Our Design with Nature approach builds upon the theories of “green architecture,” “sustainable design” and “urban ecology.” Design with Nature incorporates ways to integrate and honor natural environments while still providing for human needs. We consider design as a problem-solving tool – today’s building designs will determine the quality of tomorrow’s environment.
Nature’s Global Issues
Two of the many challenges facing our planet right now are global warming and extinction of species. Architects and designers try to reduce the vast amount of carbon dioxide created by the buildings we’ve designed. This effort will help to reduce global temperature increases.

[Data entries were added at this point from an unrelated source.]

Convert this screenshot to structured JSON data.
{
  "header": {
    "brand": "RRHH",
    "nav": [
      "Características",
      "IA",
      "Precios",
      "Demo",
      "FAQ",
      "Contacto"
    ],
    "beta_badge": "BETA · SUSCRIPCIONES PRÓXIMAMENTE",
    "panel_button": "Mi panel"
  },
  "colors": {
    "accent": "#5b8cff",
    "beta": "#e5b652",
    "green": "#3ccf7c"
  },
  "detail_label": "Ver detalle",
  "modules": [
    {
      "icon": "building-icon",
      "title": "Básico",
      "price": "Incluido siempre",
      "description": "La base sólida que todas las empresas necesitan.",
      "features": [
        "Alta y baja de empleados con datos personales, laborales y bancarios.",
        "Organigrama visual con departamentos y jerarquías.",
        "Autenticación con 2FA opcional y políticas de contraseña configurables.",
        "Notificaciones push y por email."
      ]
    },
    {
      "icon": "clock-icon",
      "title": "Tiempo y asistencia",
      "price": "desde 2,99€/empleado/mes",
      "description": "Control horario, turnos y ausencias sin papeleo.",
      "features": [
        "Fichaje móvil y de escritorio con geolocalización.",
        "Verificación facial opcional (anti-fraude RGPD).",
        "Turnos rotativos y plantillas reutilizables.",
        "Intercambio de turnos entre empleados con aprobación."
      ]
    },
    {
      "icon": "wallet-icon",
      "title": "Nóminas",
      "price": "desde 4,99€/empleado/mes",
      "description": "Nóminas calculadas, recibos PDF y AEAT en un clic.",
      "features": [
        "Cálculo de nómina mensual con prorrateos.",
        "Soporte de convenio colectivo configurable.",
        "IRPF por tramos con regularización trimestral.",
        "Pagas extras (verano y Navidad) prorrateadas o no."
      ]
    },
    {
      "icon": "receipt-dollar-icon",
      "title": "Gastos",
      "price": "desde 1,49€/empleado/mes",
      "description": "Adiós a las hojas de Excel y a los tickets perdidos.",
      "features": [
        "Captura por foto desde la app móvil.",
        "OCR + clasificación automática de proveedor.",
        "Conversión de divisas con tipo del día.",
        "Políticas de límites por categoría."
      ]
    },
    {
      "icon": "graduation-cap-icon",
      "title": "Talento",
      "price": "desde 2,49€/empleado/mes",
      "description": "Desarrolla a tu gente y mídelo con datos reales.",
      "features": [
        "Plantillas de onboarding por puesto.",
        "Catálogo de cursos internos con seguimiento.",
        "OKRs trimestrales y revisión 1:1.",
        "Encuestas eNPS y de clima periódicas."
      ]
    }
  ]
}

But we are doing very little in response to what is being called the 5th greatest extinction period of this planet. We are losing an estimated 200 species every day to extinction. Why? Because humans convert land for our own use without any thought to the effects on nature. If this practice persists, we could see the collapse of larger ecosystems that so many species depend upon for food, water and life.
How Can “Design with Nature” Change Our Course?

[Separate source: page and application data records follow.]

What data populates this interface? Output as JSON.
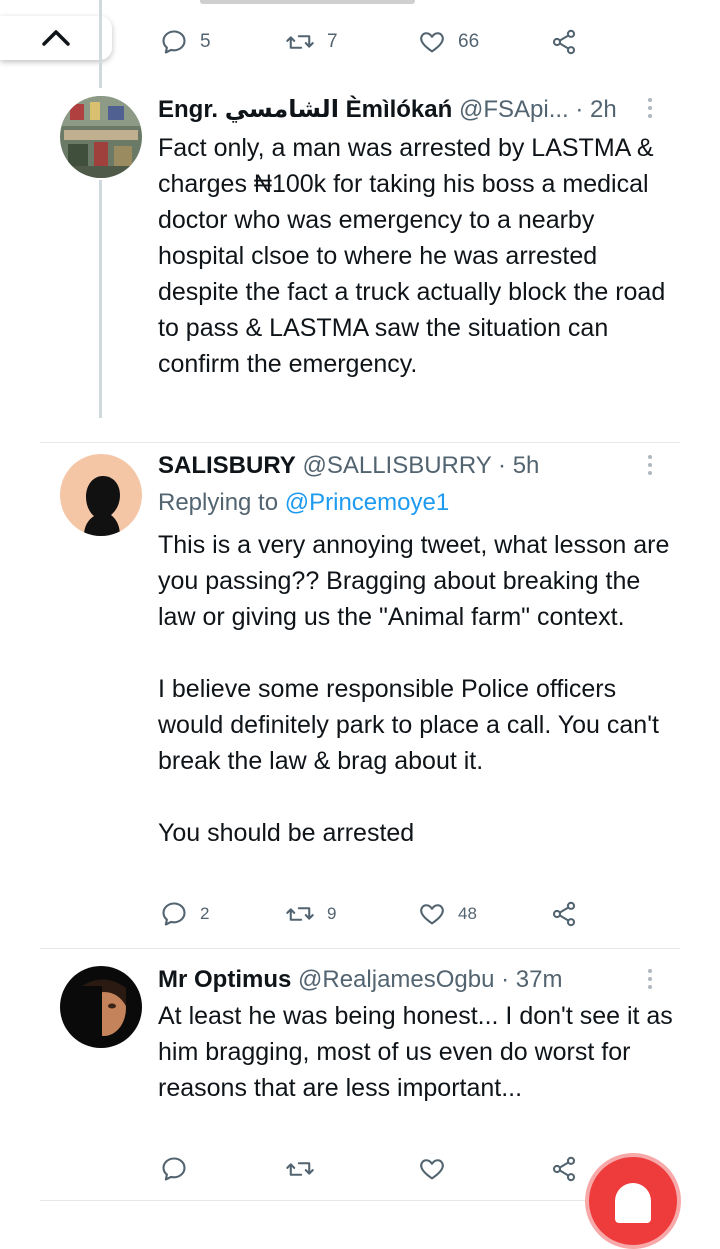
{
  "colors": {
    "accent": "#1d9bf0",
    "muted": "#536471",
    "text": "#0f1419",
    "fab": "#ee3b3b"
  },
  "top_action_bar": {
    "replies": "5",
    "retweets": "7",
    "likes": "66"
  },
  "tweets": [
    {
      "name": "Engr. الشامسي Èmìlókań",
      "handle": "@FSApi...",
      "time": "· 2h",
      "body": "Fact only, a man was arrested by LASTMA & charges ₦100k for taking his boss a medical doctor who was emergency to a nearby hospital clsoe to where he was arrested despite the fact a truck actually block the road to pass & LASTMA saw the situation can confirm the emergency."
    },
    {
      "name": "SALISBURY",
      "handle": "@SALLISBURRY",
      "time": "· 5h",
      "replying_label": "Replying to",
      "replying_to": "@Princemoye1",
      "body": "This is a very annoying tweet, what lesson are you passing?? Bragging about breaking the law or giving us the \"Animal farm\" context.\n\nI believe some responsible Police officers would definitely park to place a call. You can't break the law & brag about it.\n\nYou should be arrested",
      "replies": "2",
      "retweets": "9",
      "likes": "48"
    },
    {
      "name": "Mr Optimus",
      "handle": "@RealjamesOgbu",
      "time": "· 37m",
      "body": "At least he was being honest... I don't see it as him bragging, most of us even do worst for reasons that are less important...",
      "replies": "",
      "retweets": "",
      "likes": ""
    }
  ],
  "icons": {
    "reply": "reply-icon",
    "retweet": "retweet-icon",
    "like": "heart-icon",
    "share": "share-icon",
    "more": "more-icon",
    "scroll_up": "chevron-up-icon"
  }
}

In the 1970’s, a man named Paolo Soleri was studying nature and its systems in relation to design. This was prior to Janine Benyus coining the term “biomimicry.” Soleri understood the critical importance of studying biology, physics, ecology and evolution and applying nature’s lessons to the design of our habitats. He developed a different approach to the structure of our cities which he called “arcology”, and his vision for the future was called Arcosanti.
Soleri’s work is one foundation of Ecosa’s approach to design: our habitats must be designed to be symbiotic with nature. We must go deeper than just designing to reduce the environmental impact of our energy and materials. Biomimicry must be an underlying strategy as we design structures and “things” that are based on systems in nature. These systems have been tested and adapted through the millenia to find the most effective use. We need to take advantage of this testing and pay attention to how nature “designs” things.
The human species has long been behaving like a parasite – an animal or plant that lives in or on another (the host) from which it obtains nourishment, to the detriment of the host. This description can be applied to our human relationship with planet Earth: humans are the parasite, to the detriment of the Earth.
Humans must transform this Earth relationship in order to live and to thrive. It can no longer be one-sided – both humans AND nature must benefit from a symbiotic relationship. But how do we achieve this? We can start by looking to nature for answers and inspiration.
Making “Design with Nature” a Reality
We must rethink the way we design. We must consider and respect natural, environmental and cultural influences. Reducing climate change is certainly vital, and changes to building design and systems can help. But even the greenest buildings tend to ignore the needs of nature.
Instead of designing buildings and cities for one species, we can expand our perspective and design them as habitats that support multiple species. How different would our cities, homes and buildings be if their design considered the workings of nature?
Take for example the 65 acres of distinctive land recently acquired by Ecosa Institute in the Granite Dells outside of Prescott, AZ. It features impressive boulder outcroppings, lush canyons and meandering creek land that will be saved as a nature preserve. We will build our student center on a very small piece of this land which has previously been “improved” with pavement, curbing and underground utilities.
Design With Nature concepts are being explored in the planning and design of this center. We are working with biologists, ecologists, entomologists and ornithologists to create a building that is also an armature for other species to colonize and thrive. We are also working with experts in solar energy, rainwater catchment and resource efficiency technologies to create a zero net energy living building design. Learn more by visiting www.ecosa.org/about/ecosa-in-the-granite-dells/
This will be our first experiment in implementing Design with Nature principles and we’ll be gathering data to help us learn the impacts of our approach. Students in our spring Ecological Design Certificate Program will play a part in design ideas and implementation. Stay tuned for more details on this and other exciting aspects of our new campus design.